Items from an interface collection
——————————

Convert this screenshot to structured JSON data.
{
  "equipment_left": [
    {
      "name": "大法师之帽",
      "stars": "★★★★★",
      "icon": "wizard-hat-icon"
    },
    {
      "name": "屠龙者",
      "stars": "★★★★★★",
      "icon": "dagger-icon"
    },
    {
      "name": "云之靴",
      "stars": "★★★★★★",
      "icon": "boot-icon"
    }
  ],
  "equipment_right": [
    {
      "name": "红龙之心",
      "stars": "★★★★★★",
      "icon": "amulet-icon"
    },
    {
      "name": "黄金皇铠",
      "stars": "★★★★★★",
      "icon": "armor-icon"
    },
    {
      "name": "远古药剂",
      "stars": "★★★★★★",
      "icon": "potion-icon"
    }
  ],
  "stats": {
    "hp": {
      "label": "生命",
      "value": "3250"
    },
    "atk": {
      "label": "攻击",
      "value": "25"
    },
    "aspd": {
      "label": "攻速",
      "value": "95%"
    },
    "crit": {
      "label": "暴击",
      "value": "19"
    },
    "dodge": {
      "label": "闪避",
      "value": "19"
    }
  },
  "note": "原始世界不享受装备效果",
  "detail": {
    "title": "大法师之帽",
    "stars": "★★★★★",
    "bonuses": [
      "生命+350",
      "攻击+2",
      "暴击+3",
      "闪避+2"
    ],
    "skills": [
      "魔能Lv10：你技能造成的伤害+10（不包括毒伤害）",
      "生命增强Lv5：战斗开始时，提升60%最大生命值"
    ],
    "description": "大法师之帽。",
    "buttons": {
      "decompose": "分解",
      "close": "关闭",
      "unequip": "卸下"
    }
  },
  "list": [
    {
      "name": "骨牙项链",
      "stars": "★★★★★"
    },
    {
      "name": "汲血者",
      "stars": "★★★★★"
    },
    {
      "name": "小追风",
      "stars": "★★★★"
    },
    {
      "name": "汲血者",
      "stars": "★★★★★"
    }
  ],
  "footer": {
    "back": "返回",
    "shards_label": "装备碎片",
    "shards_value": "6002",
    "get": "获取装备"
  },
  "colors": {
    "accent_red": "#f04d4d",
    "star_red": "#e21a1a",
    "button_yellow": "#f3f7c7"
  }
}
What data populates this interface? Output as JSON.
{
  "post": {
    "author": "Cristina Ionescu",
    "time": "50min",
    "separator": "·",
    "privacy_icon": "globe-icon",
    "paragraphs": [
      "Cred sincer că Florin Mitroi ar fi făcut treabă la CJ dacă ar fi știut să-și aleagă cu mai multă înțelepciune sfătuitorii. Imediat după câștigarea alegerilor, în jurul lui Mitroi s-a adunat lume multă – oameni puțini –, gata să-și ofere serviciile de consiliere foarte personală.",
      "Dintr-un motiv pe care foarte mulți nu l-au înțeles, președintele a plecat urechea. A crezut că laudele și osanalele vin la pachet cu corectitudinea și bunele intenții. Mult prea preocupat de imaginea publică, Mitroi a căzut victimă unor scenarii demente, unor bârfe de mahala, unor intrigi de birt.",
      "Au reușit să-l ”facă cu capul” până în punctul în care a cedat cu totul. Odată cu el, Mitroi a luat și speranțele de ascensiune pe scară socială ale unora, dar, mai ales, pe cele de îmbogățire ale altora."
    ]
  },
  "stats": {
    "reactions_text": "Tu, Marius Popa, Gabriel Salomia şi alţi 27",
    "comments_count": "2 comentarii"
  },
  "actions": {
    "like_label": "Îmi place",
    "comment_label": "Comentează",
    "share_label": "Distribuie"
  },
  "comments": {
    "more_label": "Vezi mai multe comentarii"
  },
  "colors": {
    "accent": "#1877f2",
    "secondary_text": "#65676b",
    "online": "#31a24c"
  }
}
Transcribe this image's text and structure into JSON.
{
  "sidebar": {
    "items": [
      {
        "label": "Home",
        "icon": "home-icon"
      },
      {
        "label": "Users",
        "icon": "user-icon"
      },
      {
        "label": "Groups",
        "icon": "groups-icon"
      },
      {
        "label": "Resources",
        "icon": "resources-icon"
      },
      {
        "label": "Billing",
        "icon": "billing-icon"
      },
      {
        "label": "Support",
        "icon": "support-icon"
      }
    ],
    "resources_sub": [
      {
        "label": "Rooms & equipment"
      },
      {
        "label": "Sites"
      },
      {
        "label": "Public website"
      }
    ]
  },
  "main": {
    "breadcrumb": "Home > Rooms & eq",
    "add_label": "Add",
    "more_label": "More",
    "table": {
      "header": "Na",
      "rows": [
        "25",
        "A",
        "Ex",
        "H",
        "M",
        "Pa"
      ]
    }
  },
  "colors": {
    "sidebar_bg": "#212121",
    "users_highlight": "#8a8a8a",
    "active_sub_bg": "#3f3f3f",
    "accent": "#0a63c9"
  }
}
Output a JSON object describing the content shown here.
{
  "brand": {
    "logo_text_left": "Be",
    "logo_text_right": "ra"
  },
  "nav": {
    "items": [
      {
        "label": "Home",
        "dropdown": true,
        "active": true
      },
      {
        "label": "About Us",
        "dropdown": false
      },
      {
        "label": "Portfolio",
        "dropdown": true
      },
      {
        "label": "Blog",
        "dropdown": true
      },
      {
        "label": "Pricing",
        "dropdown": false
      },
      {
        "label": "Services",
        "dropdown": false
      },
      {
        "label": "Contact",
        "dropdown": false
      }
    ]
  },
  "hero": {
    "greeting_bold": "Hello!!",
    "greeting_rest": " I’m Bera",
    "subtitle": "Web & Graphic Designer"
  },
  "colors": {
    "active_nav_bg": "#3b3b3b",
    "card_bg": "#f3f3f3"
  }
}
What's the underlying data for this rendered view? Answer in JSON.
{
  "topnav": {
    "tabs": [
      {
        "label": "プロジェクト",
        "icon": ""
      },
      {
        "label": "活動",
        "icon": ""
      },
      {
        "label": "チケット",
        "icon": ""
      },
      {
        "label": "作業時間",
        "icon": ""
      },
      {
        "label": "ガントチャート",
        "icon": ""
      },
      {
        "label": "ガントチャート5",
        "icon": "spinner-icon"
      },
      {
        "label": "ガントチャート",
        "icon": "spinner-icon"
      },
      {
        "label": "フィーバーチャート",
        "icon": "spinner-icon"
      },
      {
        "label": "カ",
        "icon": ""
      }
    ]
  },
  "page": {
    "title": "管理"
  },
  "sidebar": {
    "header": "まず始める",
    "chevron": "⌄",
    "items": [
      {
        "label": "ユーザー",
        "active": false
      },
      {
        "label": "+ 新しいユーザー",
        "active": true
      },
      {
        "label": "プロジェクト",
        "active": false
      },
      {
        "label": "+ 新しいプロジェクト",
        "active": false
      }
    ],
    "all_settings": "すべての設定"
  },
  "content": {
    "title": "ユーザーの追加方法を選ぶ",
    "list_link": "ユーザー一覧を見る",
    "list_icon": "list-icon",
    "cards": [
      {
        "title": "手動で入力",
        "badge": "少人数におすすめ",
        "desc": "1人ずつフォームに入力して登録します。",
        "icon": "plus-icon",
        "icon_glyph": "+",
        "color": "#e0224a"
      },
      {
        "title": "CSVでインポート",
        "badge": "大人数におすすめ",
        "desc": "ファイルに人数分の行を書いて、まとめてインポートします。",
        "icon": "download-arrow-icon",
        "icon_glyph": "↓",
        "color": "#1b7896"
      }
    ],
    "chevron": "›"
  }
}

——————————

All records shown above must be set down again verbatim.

WRITTEN RESPONSE:
Convert this screenshot to structured JSON data.
{
  "equipment_left": [
    {
      "name": "大法师之帽",
      "stars": "★★★★★",
      "icon": "wizard-hat-icon"
    },
    {
      "name": "屠龙者",
      "stars": "★★★★★★",
      "icon": "dagger-icon"
    },
    {
      "name": "云之靴",
      "stars": "★★★★★★",
      "icon": "boot-icon"
    }
  ],
  "equipment_right": [
    {
      "name": "红龙之心",
      "stars": "★★★★★★",
      "icon": "amulet-icon"
    },
    {
      "name": "黄金皇铠",
      "stars": "★★★★★★",
      "icon": "armor-icon"
    },
    {
      "name": "远古药剂",
      "stars": "★★★★★★",
      "icon": "potion-icon"
    }
  ],
  "stats": {
    "hp": {
      "label": "生命",
      "value": "3250"
    },
    "atk": {
      "label": "攻击",
      "value": "25"
    },
    "aspd": {
      "label": "攻速",
      "value": "95%"
    },
    "crit": {
      "label": "暴击",
      "value": "19"
    },
    "dodge": {
      "label": "闪避",
      "value": "19"
    }
  },
  "note": "原始世界不享受装备效果",
  "detail": {
    "title": "大法师之帽",
    "stars": "★★★★★",
    "bonuses": [
      "生命+350",
      "攻击+2",
      "暴击+3",
      "闪避+2"
    ],
    "skills": [
      "魔能Lv10：你技能造成的伤害+10（不包括毒伤害）",
      "生命增强Lv5：战斗开始时，提升60%最大生命值"
    ],
    "description": "大法师之帽。",
    "buttons": {
      "decompose": "分解",
      "close": "关闭",
      "unequip": "卸下"
    }
  },
  "list": [
    {
      "name": "骨牙项链",
      "stars": "★★★★★"
    },
    {
      "name": "汲血者",
      "stars": "★★★★★"
    },
    {
      "name": "小追风",
      "stars": "★★★★"
    },
    {
      "name": "汲血者",
      "stars": "★★★★★"
    }
  ],
  "footer": {
    "back": "返回",
    "shards_label": "装备碎片",
    "shards_value": "6002",
    "get": "获取装备"
  },
  "colors": {
    "accent_red": "#f04d4d",
    "star_red": "#e21a1a",
    "button_yellow": "#f3f7c7"
  }
}
What data populates this interface? Output as JSON.
{
  "post": {
    "author": "Cristina Ionescu",
    "time": "50min",
    "separator": "·",
    "privacy_icon": "globe-icon",
    "paragraphs": [
      "Cred sincer că Florin Mitroi ar fi făcut treabă la CJ dacă ar fi știut să-și aleagă cu mai multă înțelepciune sfătuitorii. Imediat după câștigarea alegerilor, în jurul lui Mitroi s-a adunat lume multă – oameni puțini –, gata să-și ofere serviciile de consiliere foarte personală.",
      "Dintr-un motiv pe care foarte mulți nu l-au înțeles, președintele a plecat urechea. A crezut că laudele și osanalele vin la pachet cu corectitudinea și bunele intenții. Mult prea preocupat de imaginea publică, Mitroi a căzut victimă unor scenarii demente, unor bârfe de mahala, unor intrigi de birt.",
      "Au reușit să-l ”facă cu capul” până în punctul în care a cedat cu totul. Odată cu el, Mitroi a luat și speranțele de ascensiune pe scară socială ale unora, dar, mai ales, pe cele de îmbogățire ale altora."
    ]
  },
  "stats": {
    "reactions_text": "Tu, Marius Popa, Gabriel Salomia şi alţi 27",
    "comments_count": "2 comentarii"
  },
  "actions": {
    "like_label": "Îmi place",
    "comment_label": "Comentează",
    "share_label": "Distribuie"
  },
  "comments": {
    "more_label": "Vezi mai multe comentarii"
  },
  "colors": {
    "accent": "#1877f2",
    "secondary_text": "#65676b",
    "online": "#31a24c"
  }
}
Transcribe this image's text and structure into JSON.
{
  "sidebar": {
    "items": [
      {
        "label": "Home",
        "icon": "home-icon"
      },
      {
        "label": "Users",
        "icon": "user-icon"
      },
      {
        "label": "Groups",
        "icon": "groups-icon"
      },
      {
        "label": "Resources",
        "icon": "resources-icon"
      },
      {
        "label": "Billing",
        "icon": "billing-icon"
      },
      {
        "label": "Support",
        "icon": "support-icon"
      }
    ],
    "resources_sub": [
      {
        "label": "Rooms & equipment"
      },
      {
        "label": "Sites"
      },
      {
        "label": "Public website"
      }
    ]
  },
  "main": {
    "breadcrumb": "Home > Rooms & eq",
    "add_label": "Add",
    "more_label": "More",
    "table": {
      "header": "Na",
      "rows": [
        "25",
        "A",
        "Ex",
        "H",
        "M",
        "Pa"
      ]
    }
  },
  "colors": {
    "sidebar_bg": "#212121",
    "users_highlight": "#8a8a8a",
    "active_sub_bg": "#3f3f3f",
    "accent": "#0a63c9"
  }
}
Output a JSON object describing the content shown here.
{
  "brand": {
    "logo_text_left": "Be",
    "logo_text_right": "ra"
  },
  "nav": {
    "items": [
      {
        "label": "Home",
        "dropdown": true,
        "active": true
      },
      {
        "label": "About Us",
        "dropdown": false
      },
      {
        "label": "Portfolio",
        "dropdown": true
      },
      {
        "label": "Blog",
        "dropdown": true
      },
      {
        "label": "Pricing",
        "dropdown": false
      },
      {
        "label": "Services",
        "dropdown": false
      },
      {
        "label": "Contact",
        "dropdown": false
      }
    ]
  },
  "hero": {
    "greeting_bold": "Hello!!",
    "greeting_rest": " I’m Bera",
    "subtitle": "Web & Graphic Designer"
  },
  "colors": {
    "active_nav_bg": "#3b3b3b",
    "card_bg": "#f3f3f3"
  }
}
What's the underlying data for this rendered view? Answer in JSON.
{
  "topnav": {
    "tabs": [
      {
        "label": "プロジェクト",
        "icon": ""
      },
      {
        "label": "活動",
        "icon": ""
      },
      {
        "label": "チケット",
        "icon": ""
      },
      {
        "label": "作業時間",
        "icon": ""
      },
      {
        "label": "ガントチャート",
        "icon": ""
      },
      {
        "label": "ガントチャート5",
        "icon": "spinner-icon"
      },
      {
        "label": "ガントチャート",
        "icon": "spinner-icon"
      },
      {
        "label": "フィーバーチャート",
        "icon": "spinner-icon"
      },
      {
        "label": "カ",
        "icon": ""
      }
    ]
  },
  "page": {
    "title": "管理"
  },
  "sidebar": {
    "header": "まず始める",
    "chevron": "⌄",
    "items": [
      {
        "label": "ユーザー",
        "active": false
      },
      {
        "label": "+ 新しいユーザー",
        "active": true
      },
      {
        "label": "プロジェクト",
        "active": false
      },
      {
        "label": "+ 新しいプロジェクト",
        "active": false
      }
    ],
    "all_settings": "すべての設定"
  },
  "content": {
    "title": "ユーザーの追加方法を選ぶ",
    "list_link": "ユーザー一覧を見る",
    "list_icon": "list-icon",
    "cards": [
      {
        "title": "手動で入力",
        "badge": "少人数におすすめ",
        "desc": "1人ずつフォームに入力して登録します。",
        "icon": "plus-icon",
        "icon_glyph": "+",
        "color": "#e0224a"
      },
      {
        "title": "CSVでインポート",
        "badge": "大人数におすすめ",
        "desc": "ファイルに人数分の行を書いて、まとめてインポートします。",
        "icon": "download-arrow-icon",
        "icon_glyph": "↓",
        "color": "#1b7896"
      }
    ],
    "chevron": "›"
  }
}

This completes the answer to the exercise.